If you’re a sophisticated searcher and use a long tail search term such as “pizza san diego ca” from the beginning, your search results will display OneBox at once, and your web search results following OneBox will be different too. Notice how Domino’s Pizza’s general web site listing stays with OneBox if you have entered a zip code after being prompted above. The results page above shows a mix of local business search results and general web search results. However, the search results for “pizza san diego ca” display all localized results (See below) as Domino’s Pizza result is gone and San Diego location of Woodstock’s Pizza shows up. PPC listings are changed as well, as they show addresses in San Diego below.

pizza-san-diego-ca-742693

We will explore more scenarios from the users’ end as we continue this Local Search Wednesday blog series. For now, let me provide a clear definition of local search optimization before we move on to the first step of the local search SEO process.

Definition of Local Search Engine Optimization

Local search optimization is an online marketing campaign that targets local audiences on the Internet by using various off-page local relevancy building strategies and by using keywords with geo-modifiers, such as city names or zip codes. For example, local search SEO would optimize a local business listing for keywords such as “sushi restaurants 92101” or “sushi san diego ca”, while traditional SEO will focus more on keywords like “how to make sushi” or “sushi market”.

Local search optimization’s goal is to increase visibility on local search engine result pages, such as Google Maps. This would ultimately lead to offline, in-store sales, increased brand recognition and even long term relationship building.

Step 1: Local Keyword Discovery

Like all marketing campaigns, a local search optimization campaign should start with learning about the audience you want to reach. Understanding and finding effective keywords to reach your local consumers who are interested in your business is very crucial in local search SEO, as it begins with defining the service areas your business covers. For example, if you own a sushi restaurant, you would want your city and cities nearby as well as different names locals might use to refer to certain areas or neighborhoods in your town. If you own a car dealership, the areas your business serve would be much bigger than a sushi restaurant because people are willing to travel farther to get a good deal on a car than they would for sushi.

In addition to defining your local business’ service areas, you should also research whether there are unique keywords your local customers use to land on your business listing. You can use keyword research tools that show which keywords are searched in which areas.

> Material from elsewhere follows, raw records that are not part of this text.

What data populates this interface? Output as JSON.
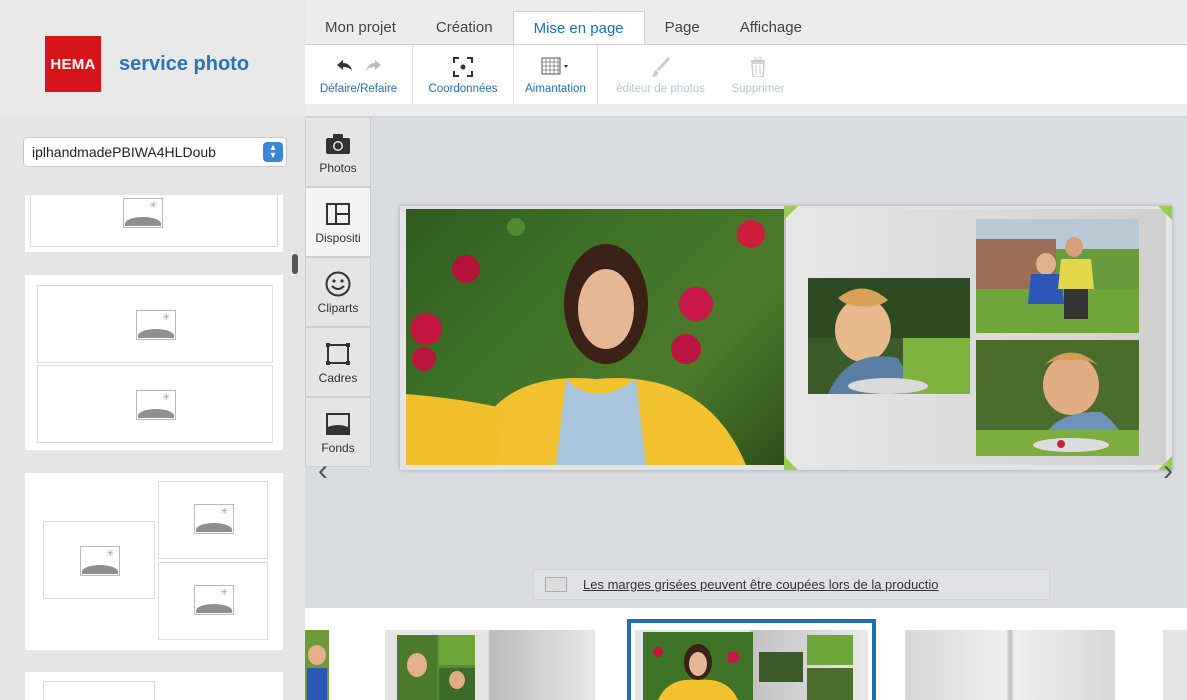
{
  "brand": {
    "logo_text": "HEMA",
    "service_name": "service photo",
    "logo_color": "#d7141a",
    "accent": "#1f6fb5"
  },
  "tabs": [
    {
      "label": "Mon projet",
      "active": false
    },
    {
      "label": "Création",
      "active": false
    },
    {
      "label": "Mise en page",
      "active": true
    },
    {
      "label": "Page",
      "active": false
    },
    {
      "label": "Affichage",
      "active": false
    }
  ],
  "toolbar": {
    "undo_redo": {
      "label": "Défaire/Refaire",
      "icons": [
        "undo-icon",
        "redo-icon"
      ]
    },
    "coordinates": {
      "label": "Coordonnées",
      "icon": "target-icon"
    },
    "snapping": {
      "label": "Aimantation",
      "icon": "grid-icon"
    },
    "photo_editor": {
      "label": "éditeur de photos",
      "icon": "brush-icon",
      "disabled": true
    },
    "delete": {
      "label": "Supprimer",
      "icon": "trash-icon",
      "disabled": true
    }
  },
  "left_panel": {
    "album_select_value": "iplhandmadePBIWA4HLDoub"
  },
  "side_tabs": [
    {
      "label": "Photos",
      "icon": "camera-icon"
    },
    {
      "label": "Dispositi",
      "icon": "layout-icon"
    },
    {
      "label": "Cliparts",
      "icon": "smiley-icon"
    },
    {
      "label": "Cadres",
      "icon": "frame-icon"
    },
    {
      "label": "Fonds",
      "icon": "background-icon"
    }
  ],
  "canvas": {
    "notice_text": "Les marges grisées peuvent être coupées lors de la productio",
    "prev_symbol": "‹",
    "next_symbol": "›"
  }
}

After defining your local service areas, you may discover the needs to develop geo-targeted content for each area. For example, if you discover your customers come from only one specific area, you may want focus on optimizing your About Us page or Contact Us page for that area mainly. If you find out, your local customers come from several different areas or use different geo-modifiers (city names or zip code, etc) to find your local business listing online, you may want to create new pages for each major area and use those specific search terms throughout the pages. However, the focus is to develop helpful local information about your service or industry, while using the right term to refer to the area, rather than repeating your local keywords over and over for the sake of SEO.

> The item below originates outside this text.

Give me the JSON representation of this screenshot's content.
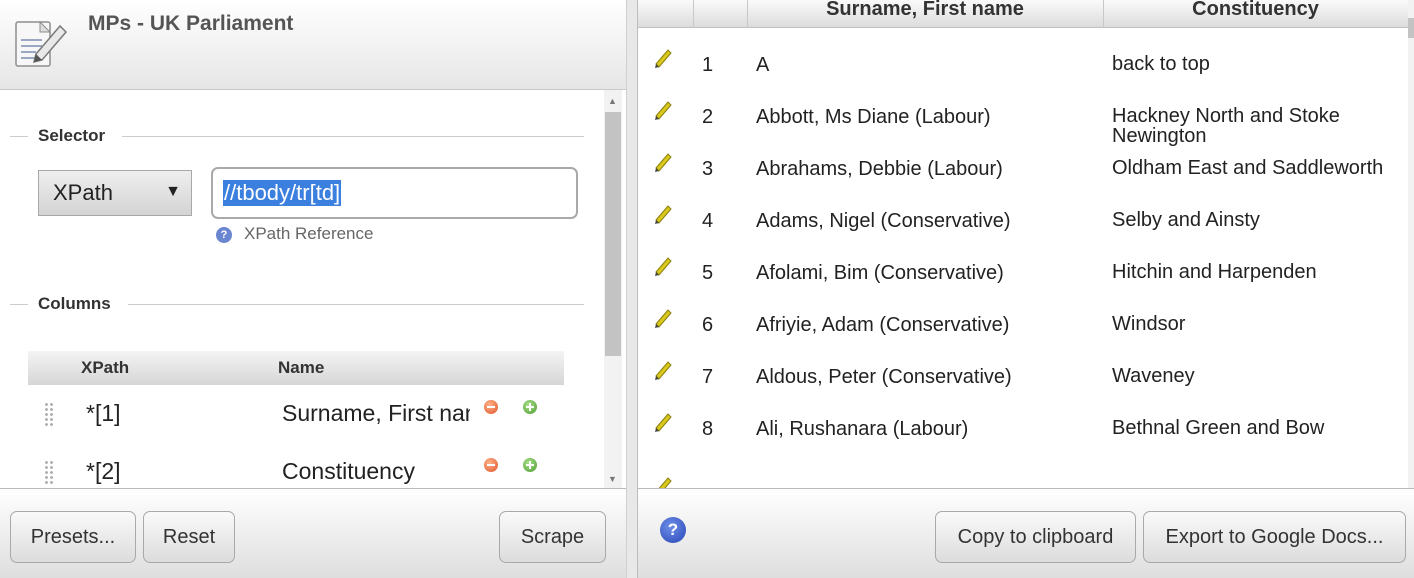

You will also want to set a page that would satisfy the intent of local searchers as a landing page for local search engines. If local customers would be wondering about a particular service, make that service page as a landing page. For the sushi restaurant example, it might make sense to submit an About Us page with customer testimonials about how tasty your sushi is compared to other local restaurants and allow that to serve as a landing page.

For more recent updates please visit our blog page here.

Local Search Wednesday Part 2 is up now: Exploring Google Maps Features for Local Business Listings. Part 3 is about The Right Techniques & Attitudes for Local SEO.

I appreciate your feedback, and if you have any other new questions, I will try to get them answered in the next post.